Talkin' 'Bout a Revolution
January 2006 / / February 2006
BY RUSS BAKER
Times have certainly changed when bloggers who rail about mainstream journalism can rent part of the Rainbow Room, atop Manhattan's GE building -- a temple of the media establishment -- to announce the latest iteration of the revolution.
As something of a hybrid between old and new media myself, I was intrigued by what I'd heard about Pajamas Media, a for-profit company that gathered some seventy bloggers onto its megasite and raised $ 3.5 million as it prepared to elevate "citizen journalism" and "redefine journalism in the 21st Century and beyond." So I donned my best suit and headed to Rockefeller Center on November 16.
One cofounder of the Los Angeles-based venture is Roger Simon, a screenwriter, mystery novelist, and self-described social liberal who supported the war in Iraq. The other is Charles Johnson, a professional guitarist who runs the conservative Web site www.littlegreenfoot-balls.com, and who led the charge against CBS over the flawed Bush National Guard story. The eclectic Pajamas Media participant list includes brothers from Baghdad, Australians, and aficionados of technology, fashion, and vodka. But the thrust is clearly on American politics, and PM promises "bottom-up" journalism and commentary "by citizens using their observations and knowledge, informed by a desire to speak honestly."
A curious example soon came in the person of the luncheon keynoter, one Judith Miller. She offered five commandments for bloggers who want admission to the mainstream media, including being honest about one's agenda and admitting when one makes mistakes. "If you're wrong," she said, "keep going till you get it right."
Next came a video hookup featuring Senator John Cornyn, a Texas Republican and close ally of President Bush, who proceeded to slam traditional journalism for its "partisanship," citing Dan Rather as exhibit A, and declaring that he reads blogs "for the truth."
Reading the blogger biographies, I saw that, despite claims to bipartisanship -- and a few token liberals -- there was a whiff of reaction. One participant wrote the book The Death of Right and Wrong: Exposing the Left's Assault on Our Culture and Values. The squibs were full of Fox News, National Review Online, Washington Times, The Weekly Standard, and such.
Of course, Pajamas is a fledgling operation that deserves the benefit of the doubt. Simon insists that he is interested in a genuine exchange of ideas, and The Nation's David Corn -- one of those token liberals -- told me that he "signed up assuming good faith." He also said he is "watching with a careful eye."
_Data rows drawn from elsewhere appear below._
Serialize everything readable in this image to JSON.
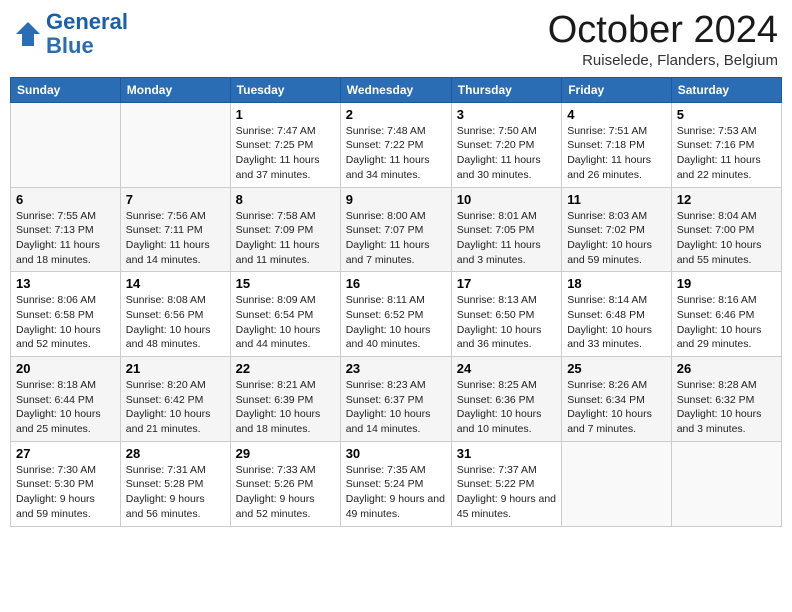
{
  "header": {
    "logo_line1": "General",
    "logo_line2": "Blue",
    "month": "October 2024",
    "location": "Ruiselede, Flanders, Belgium"
  },
  "days_of_week": [
    "Sunday",
    "Monday",
    "Tuesday",
    "Wednesday",
    "Thursday",
    "Friday",
    "Saturday"
  ],
  "weeks": [
    [
      {
        "day": "",
        "info": ""
      },
      {
        "day": "",
        "info": ""
      },
      {
        "day": "1",
        "info": "Sunrise: 7:47 AM\nSunset: 7:25 PM\nDaylight: 11 hours and 37 minutes."
      },
      {
        "day": "2",
        "info": "Sunrise: 7:48 AM\nSunset: 7:22 PM\nDaylight: 11 hours and 34 minutes."
      },
      {
        "day": "3",
        "info": "Sunrise: 7:50 AM\nSunset: 7:20 PM\nDaylight: 11 hours and 30 minutes."
      },
      {
        "day": "4",
        "info": "Sunrise: 7:51 AM\nSunset: 7:18 PM\nDaylight: 11 hours and 26 minutes."
      },
      {
        "day": "5",
        "info": "Sunrise: 7:53 AM\nSunset: 7:16 PM\nDaylight: 11 hours and 22 minutes."
      }
    ],
    [
      {
        "day": "6",
        "info": "Sunrise: 7:55 AM\nSunset: 7:13 PM\nDaylight: 11 hours and 18 minutes."
      },
      {
        "day": "7",
        "info": "Sunrise: 7:56 AM\nSunset: 7:11 PM\nDaylight: 11 hours and 14 minutes."
      },
      {
        "day": "8",
        "info": "Sunrise: 7:58 AM\nSunset: 7:09 PM\nDaylight: 11 hours and 11 minutes."
      },
      {
        "day": "9",
        "info": "Sunrise: 8:00 AM\nSunset: 7:07 PM\nDaylight: 11 hours and 7 minutes."
      },
      {
        "day": "10",
        "info": "Sunrise: 8:01 AM\nSunset: 7:05 PM\nDaylight: 11 hours and 3 minutes."
      },
      {
        "day": "11",
        "info": "Sunrise: 8:03 AM\nSunset: 7:02 PM\nDaylight: 10 hours and 59 minutes."
      },
      {
        "day": "12",
        "info": "Sunrise: 8:04 AM\nSunset: 7:00 PM\nDaylight: 10 hours and 55 minutes."
      }
    ],
    [
      {
        "day": "13",
        "info": "Sunrise: 8:06 AM\nSunset: 6:58 PM\nDaylight: 10 hours and 52 minutes."
      },
      {
        "day": "14",
        "info": "Sunrise: 8:08 AM\nSunset: 6:56 PM\nDaylight: 10 hours and 48 minutes."
      },
      {
        "day": "15",
        "info": "Sunrise: 8:09 AM\nSunset: 6:54 PM\nDaylight: 10 hours and 44 minutes."
      },
      {
        "day": "16",
        "info": "Sunrise: 8:11 AM\nSunset: 6:52 PM\nDaylight: 10 hours and 40 minutes."
      },
      {
        "day": "17",
        "info": "Sunrise: 8:13 AM\nSunset: 6:50 PM\nDaylight: 10 hours and 36 minutes."
      },
      {
        "day": "18",
        "info": "Sunrise: 8:14 AM\nSunset: 6:48 PM\nDaylight: 10 hours and 33 minutes."
      },
      {
        "day": "19",
        "info": "Sunrise: 8:16 AM\nSunset: 6:46 PM\nDaylight: 10 hours and 29 minutes."
      }
    ],
    [
      {
        "day": "20",
        "info": "Sunrise: 8:18 AM\nSunset: 6:44 PM\nDaylight: 10 hours and 25 minutes."
      },
      {
        "day": "21",
        "info": "Sunrise: 8:20 AM\nSunset: 6:42 PM\nDaylight: 10 hours and 21 minutes."
      },
      {
        "day": "22",
        "info": "Sunrise: 8:21 AM\nSunset: 6:39 PM\nDaylight: 10 hours and 18 minutes."
      },
      {
        "day": "23",
        "info": "Sunrise: 8:23 AM\nSunset: 6:37 PM\nDaylight: 10 hours and 14 minutes."
      },
      {
        "day": "24",
        "info": "Sunrise: 8:25 AM\nSunset: 6:36 PM\nDaylight: 10 hours and 10 minutes."
      },
      {
        "day": "25",
        "info": "Sunrise: 8:26 AM\nSunset: 6:34 PM\nDaylight: 10 hours and 7 minutes."
      },
      {
        "day": "26",
        "info": "Sunrise: 8:28 AM\nSunset: 6:32 PM\nDaylight: 10 hours and 3 minutes."
      }
    ],
    [
      {
        "day": "27",
        "info": "Sunrise: 7:30 AM\nSunset: 5:30 PM\nDaylight: 9 hours and 59 minutes."
      },
      {
        "day": "28",
        "info": "Sunrise: 7:31 AM\nSunset: 5:28 PM\nDaylight: 9 hours and 56 minutes."
      },
      {
        "day": "29",
        "info": "Sunrise: 7:33 AM\nSunset: 5:26 PM\nDaylight: 9 hours and 52 minutes."
      },
      {
        "day": "30",
        "info": "Sunrise: 7:35 AM\nSunset: 5:24 PM\nDaylight: 9 hours and 49 minutes."
      },
      {
        "day": "31",
        "info": "Sunrise: 7:37 AM\nSunset: 5:22 PM\nDaylight: 9 hours and 45 minutes."
      },
      {
        "day": "",
        "info": ""
      },
      {
        "day": "",
        "info": ""
      }
    ]
  ]
}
But what troubled my old-media soul isn't a matter of left-right. It's that I heard nothing about PM's commitment to reporting or to intellectual honesty -- the two things most lacking in the blogworld. The avalanche of unearned opinion that is produced each day by bloggers needs no leg up, but honest journalism sure does. Watch with a careful eye, indeed.